:: BRIEF ::
Each line below is to be repeated exactly; any picture is to be left out.

:: MATERIAL PROVIDED ::
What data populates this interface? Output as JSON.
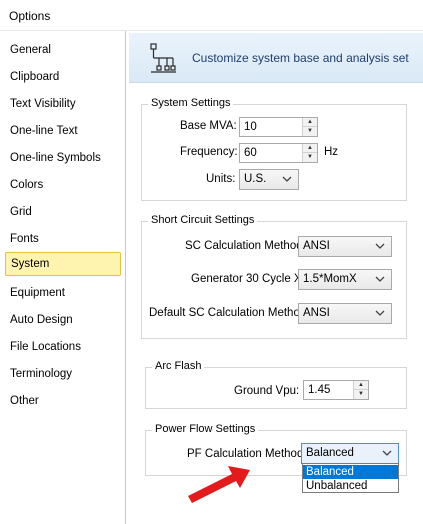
{
  "window": {
    "title": "Options"
  },
  "nav": {
    "items": [
      {
        "label": "General"
      },
      {
        "label": "Clipboard"
      },
      {
        "label": "Text Visibility"
      },
      {
        "label": "One-line Text"
      },
      {
        "label": "One-line Symbols"
      },
      {
        "label": "Colors"
      },
      {
        "label": "Grid"
      },
      {
        "label": "Fonts"
      },
      {
        "label": "System",
        "active": true
      },
      {
        "label": "Equipment"
      },
      {
        "label": "Auto Design"
      },
      {
        "label": "File Locations"
      },
      {
        "label": "Terminology"
      },
      {
        "label": "Other"
      }
    ]
  },
  "banner": {
    "text": "Customize system base and analysis set",
    "icon": "network-tree-icon"
  },
  "system_settings": {
    "legend": "System Settings",
    "base_mva_label": "Base MVA:",
    "base_mva_value": "10",
    "frequency_label": "Frequency:",
    "frequency_value": "60",
    "frequency_unit": "Hz",
    "units_label": "Units:",
    "units_value": "U.S."
  },
  "short_circuit": {
    "legend": "Short Circuit Settings",
    "method_label": "SC Calculation Method:",
    "method_value": "ANSI",
    "gen30_label": "Generator 30 Cycle X:",
    "gen30_value": "1.5*MomX",
    "default_label": "Default SC Calculation Method:",
    "default_value": "ANSI"
  },
  "arc_flash": {
    "legend": "Arc Flash",
    "ground_label": "Ground Vpu:",
    "ground_value": "1.45"
  },
  "power_flow": {
    "legend": "Power Flow Settings",
    "method_label": "PF Calculation Method:",
    "method_value": "Balanced",
    "options": [
      "Balanced",
      "Unbalanced"
    ],
    "highlighted_option": "Balanced"
  },
  "annotation": {
    "color": "#e31b1b",
    "icon": "red-arrow-icon"
  }
}
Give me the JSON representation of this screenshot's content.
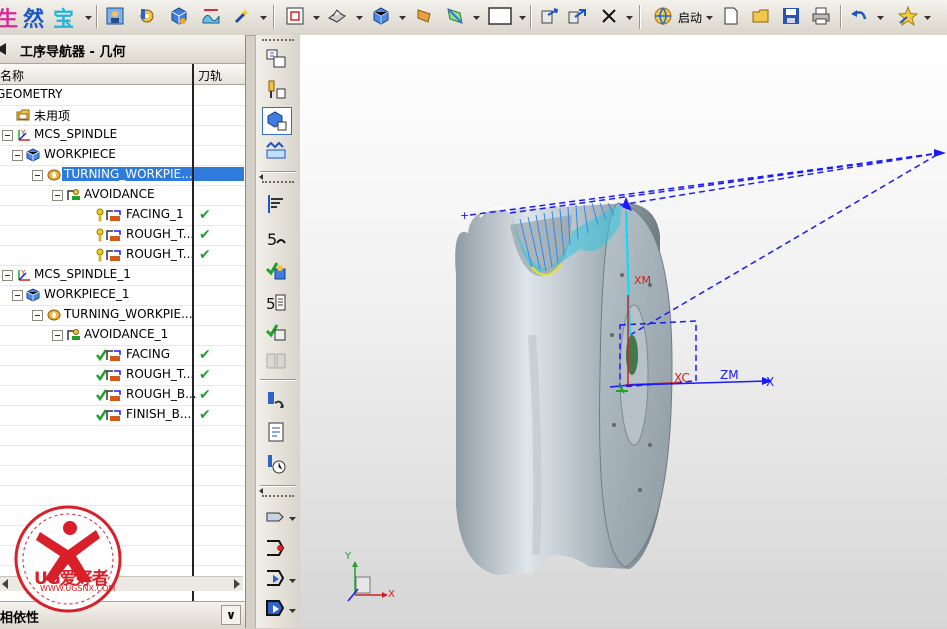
{
  "toolbar": {
    "brand_chars": [
      "生",
      "然",
      "宝"
    ],
    "start_label": "启动",
    "icons": [
      "user-icon",
      "gear-icon",
      "cube-icon",
      "surface-icon",
      "wizard-icon",
      "zoom-fit-icon",
      "shading-icon",
      "view-cube-icon",
      "paint-icon",
      "plane-icon",
      "frame-icon",
      "move-icon",
      "move-multi-icon",
      "close-x-icon",
      "globe-icon",
      "new-doc-icon",
      "open-folder-icon",
      "save-icon",
      "print-icon",
      "undo-icon",
      "star-icon"
    ]
  },
  "navigator": {
    "title": "工序导航器 - 几何",
    "columns": {
      "name": "名称",
      "toolpath": "刀轨"
    },
    "rows": [
      {
        "label": "GEOMETRY",
        "depth": 0,
        "icon": "none",
        "check": false
      },
      {
        "label": "未用项",
        "depth": 1,
        "icon": "folder",
        "check": false
      },
      {
        "label": "MCS_SPINDLE",
        "depth": 1,
        "icon": "mcs",
        "check": false
      },
      {
        "label": "WORKPIECE",
        "depth": 2,
        "icon": "workpiece",
        "check": false
      },
      {
        "label": "TURNING_WORKPIE...",
        "depth": 3,
        "icon": "turning",
        "check": false,
        "selected": true
      },
      {
        "label": "AVOIDANCE",
        "depth": 4,
        "icon": "avoid",
        "check": false
      },
      {
        "label": "FACING_1",
        "depth": 5,
        "icon": "op-warn",
        "check": true
      },
      {
        "label": "ROUGH_T...",
        "depth": 5,
        "icon": "op-warn",
        "check": true
      },
      {
        "label": "ROUGH_T...",
        "depth": 5,
        "icon": "op-warn",
        "check": true
      },
      {
        "label": "MCS_SPINDLE_1",
        "depth": 1,
        "icon": "mcs",
        "check": false
      },
      {
        "label": "WORKPIECE_1",
        "depth": 2,
        "icon": "workpiece",
        "check": false
      },
      {
        "label": "TURNING_WORKPIE...",
        "depth": 3,
        "icon": "turning",
        "check": false
      },
      {
        "label": "AVOIDANCE_1",
        "depth": 4,
        "icon": "avoid",
        "check": false
      },
      {
        "label": "FACING",
        "depth": 5,
        "icon": "op-ok",
        "check": true
      },
      {
        "label": "ROUGH_T...",
        "depth": 5,
        "icon": "op-ok",
        "check": true
      },
      {
        "label": "ROUGH_B...",
        "depth": 5,
        "icon": "op-ok",
        "check": true
      },
      {
        "label": "FINISH_B...",
        "depth": 5,
        "icon": "op-ok",
        "check": true
      }
    ],
    "check_glyph": "✔",
    "dependencies_label": "相依性",
    "expand_glyph": "∨"
  },
  "logo": {
    "text": "UG爱好者",
    "url": "WWW.UGSNX.COM"
  },
  "viewport": {
    "labels": {
      "xm": "XM",
      "xc": "XC",
      "zm": "ZM",
      "x": "X",
      "y": "Y",
      "triad_x": "X",
      "triad_y": "Y"
    },
    "colors": {
      "toolpath": "#1a1aff",
      "axis_x": "#cc2222",
      "part": "#aab6bd"
    }
  }
}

:: EXERCISE ANSWER ::
What data populates this interface? Output as JSON.
{
  "window": {
    "title": "Options"
  },
  "nav": {
    "items": [
      {
        "label": "General"
      },
      {
        "label": "Clipboard"
      },
      {
        "label": "Text Visibility"
      },
      {
        "label": "One-line Text"
      },
      {
        "label": "One-line Symbols"
      },
      {
        "label": "Colors"
      },
      {
        "label": "Grid"
      },
      {
        "label": "Fonts"
      },
      {
        "label": "System",
        "active": true
      },
      {
        "label": "Equipment"
      },
      {
        "label": "Auto Design"
      },
      {
        "label": "File Locations"
      },
      {
        "label": "Terminology"
      },
      {
        "label": "Other"
      }
    ]
  },
  "banner": {
    "text": "Customize system base and analysis set",
    "icon": "network-tree-icon"
  },
  "system_settings": {
    "legend": "System Settings",
    "base_mva_label": "Base MVA:",
    "base_mva_value": "10",
    "frequency_label": "Frequency:",
    "frequency_value": "60",
    "frequency_unit": "Hz",
    "units_label": "Units:",
    "units_value": "U.S."
  },
  "short_circuit": {
    "legend": "Short Circuit Settings",
    "method_label": "SC Calculation Method:",
    "method_value": "ANSI",
    "gen30_label": "Generator 30 Cycle X:",
    "gen30_value": "1.5*MomX",
    "default_label": "Default SC Calculation Method:",
    "default_value": "ANSI"
  },
  "arc_flash": {
    "legend": "Arc Flash",
    "ground_label": "Ground Vpu:",
    "ground_value": "1.45"
  },
  "power_flow": {
    "legend": "Power Flow Settings",
    "method_label": "PF Calculation Method:",
    "method_value": "Balanced",
    "options": [
      "Balanced",
      "Unbalanced"
    ],
    "highlighted_option": "Balanced"
  },
  "annotation": {
    "color": "#e31b1b",
    "icon": "red-arrow-icon"
  }
}
Give me the JSON representation of this screenshot's content.
{
  "toolbar": {
    "brand_chars": [
      "生",
      "然",
      "宝"
    ],
    "start_label": "启动",
    "icons": [
      "user-icon",
      "gear-icon",
      "cube-icon",
      "surface-icon",
      "wizard-icon",
      "zoom-fit-icon",
      "shading-icon",
      "view-cube-icon",
      "paint-icon",
      "plane-icon",
      "frame-icon",
      "move-icon",
      "move-multi-icon",
      "close-x-icon",
      "globe-icon",
      "new-doc-icon",
      "open-folder-icon",
      "save-icon",
      "print-icon",
      "undo-icon",
      "star-icon"
    ]
  },
  "navigator": {
    "title": "工序导航器 - 几何",
    "columns": {
      "name": "名称",
      "toolpath": "刀轨"
    },
    "rows": [
      {
        "label": "GEOMETRY",
        "depth": 0,
        "icon": "none",
        "check": false
      },
      {
        "label": "未用项",
        "depth": 1,
        "icon": "folder",
        "check": false
      },
      {
        "label": "MCS_SPINDLE",
        "depth": 1,
        "icon": "mcs",
        "check": false
      },
      {
        "label": "WORKPIECE",
        "depth": 2,
        "icon": "workpiece",
        "check": false
      },
      {
        "label": "TURNING_WORKPIE...",
        "depth": 3,
        "icon": "turning",
        "check": false,
        "selected": true
      },
      {
        "label": "AVOIDANCE",
        "depth": 4,
        "icon": "avoid",
        "check": false
      },
      {
        "label": "FACING_1",
        "depth": 5,
        "icon": "op-warn",
        "check": true
      },
      {
        "label": "ROUGH_T...",
        "depth": 5,
        "icon": "op-warn",
        "check": true
      },
      {
        "label": "ROUGH_T...",
        "depth": 5,
        "icon": "op-warn",
        "check": true
      },
      {
        "label": "MCS_SPINDLE_1",
        "depth": 1,
        "icon": "mcs",
        "check": false
      },
      {
        "label": "WORKPIECE_1",
        "depth": 2,
        "icon": "workpiece",
        "check": false
      },
      {
        "label": "TURNING_WORKPIE...",
        "depth": 3,
        "icon": "turning",
        "check": false
      },
      {
        "label": "AVOIDANCE_1",
        "depth": 4,
        "icon": "avoid",
        "check": false
      },
      {
        "label": "FACING",
        "depth": 5,
        "icon": "op-ok",
        "check": true
      },
      {
        "label": "ROUGH_T...",
        "depth": 5,
        "icon": "op-ok",
        "check": true
      },
      {
        "label": "ROUGH_B...",
        "depth": 5,
        "icon": "op-ok",
        "check": true
      },
      {
        "label": "FINISH_B...",
        "depth": 5,
        "icon": "op-ok",
        "check": true
      }
    ],
    "check_glyph": "✔",
    "dependencies_label": "相依性",
    "expand_glyph": "∨"
  },
  "logo": {
    "text": "UG爱好者",
    "url": "WWW.UGSNX.COM"
  },
  "viewport": {
    "labels": {
      "xm": "XM",
      "xc": "XC",
      "zm": "ZM",
      "x": "X",
      "y": "Y",
      "triad_x": "X",
      "triad_y": "Y"
    },
    "colors": {
      "toolpath": "#1a1aff",
      "axis_x": "#cc2222",
      "part": "#aab6bd"
    }
  }
}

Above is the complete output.